Task to complete
Skip the pictures and repeat each line of the data exactly.

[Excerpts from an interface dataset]
----------------------------------------
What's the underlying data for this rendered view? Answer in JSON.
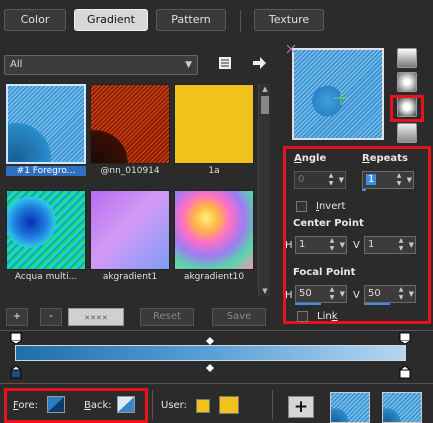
{
  "tabs": [
    {
      "label": "Color"
    },
    {
      "label": "Gradient",
      "active": true
    },
    {
      "label": "Pattern"
    },
    {
      "label": "Texture"
    }
  ],
  "filter": {
    "value": "All"
  },
  "thumbnails": [
    {
      "label": "#1 Foregro...",
      "selected": true
    },
    {
      "label": "@nn_010914"
    },
    {
      "label": "1a"
    },
    {
      "label": "Acqua multi..."
    },
    {
      "label": "akgradient1"
    },
    {
      "label": "akgradient10"
    }
  ],
  "buttons": {
    "add": "+",
    "remove": "-",
    "reset": "Reset",
    "save": "Save"
  },
  "settings": {
    "angle_label": "Angle",
    "angle_value": "0",
    "repeats_label": "Repeats",
    "repeats_value": "1",
    "invert_label": "Invert",
    "center_label": "Center Point",
    "center_h_label": "H",
    "center_h_value": "1",
    "center_v_label": "V",
    "center_v_value": "1",
    "focal_label": "Focal Point",
    "focal_h_label": "H",
    "focal_h_value": "50",
    "focal_v_label": "V",
    "focal_v_value": "50",
    "link_label": "Link"
  },
  "bottom": {
    "fore_label": "Fore:",
    "back_label": "Back:",
    "user_label": "User:"
  },
  "colors": {
    "accent_red": "#e8121c",
    "gradient_light": "#b6d6f0",
    "gradient_dark": "#1f6ea8",
    "user_swatch": "#f1c21b"
  },
  "icons": [
    "palette-book-icon",
    "arrow-right-icon",
    "linear-style-icon",
    "rectangular-style-icon",
    "sunburst-style-icon",
    "radial-style-icon",
    "plus-icon"
  ]
}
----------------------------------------
Exercise response
What's the underlying data for this rendered view? Answer in JSON.
{
  "tabs": [
    {
      "label": "Color"
    },
    {
      "label": "Gradient",
      "active": true
    },
    {
      "label": "Pattern"
    },
    {
      "label": "Texture"
    }
  ],
  "filter": {
    "value": "All"
  },
  "thumbnails": [
    {
      "label": "#1 Foregro...",
      "selected": true
    },
    {
      "label": "@nn_010914"
    },
    {
      "label": "1a"
    },
    {
      "label": "Acqua multi..."
    },
    {
      "label": "akgradient1"
    },
    {
      "label": "akgradient10"
    }
  ],
  "buttons": {
    "add": "+",
    "remove": "-",
    "reset": "Reset",
    "save": "Save"
  },
  "settings": {
    "angle_label": "Angle",
    "angle_value": "0",
    "repeats_label": "Repeats",
    "repeats_value": "1",
    "invert_label": "Invert",
    "center_label": "Center Point",
    "center_h_label": "H",
    "center_h_value": "1",
    "center_v_label": "V",
    "center_v_value": "1",
    "focal_label": "Focal Point",
    "focal_h_label": "H",
    "focal_h_value": "50",
    "focal_v_label": "V",
    "focal_v_value": "50",
    "link_label": "Link"
  },
  "bottom": {
    "fore_label": "Fore:",
    "back_label": "Back:",
    "user_label": "User:"
  },
  "colors": {
    "accent_red": "#e8121c",
    "gradient_light": "#b6d6f0",
    "gradient_dark": "#1f6ea8",
    "user_swatch": "#f1c21b"
  },
  "icons": [
    "palette-book-icon",
    "arrow-right-icon",
    "linear-style-icon",
    "rectangular-style-icon",
    "sunburst-style-icon",
    "radial-style-icon",
    "plus-icon"
  ]
}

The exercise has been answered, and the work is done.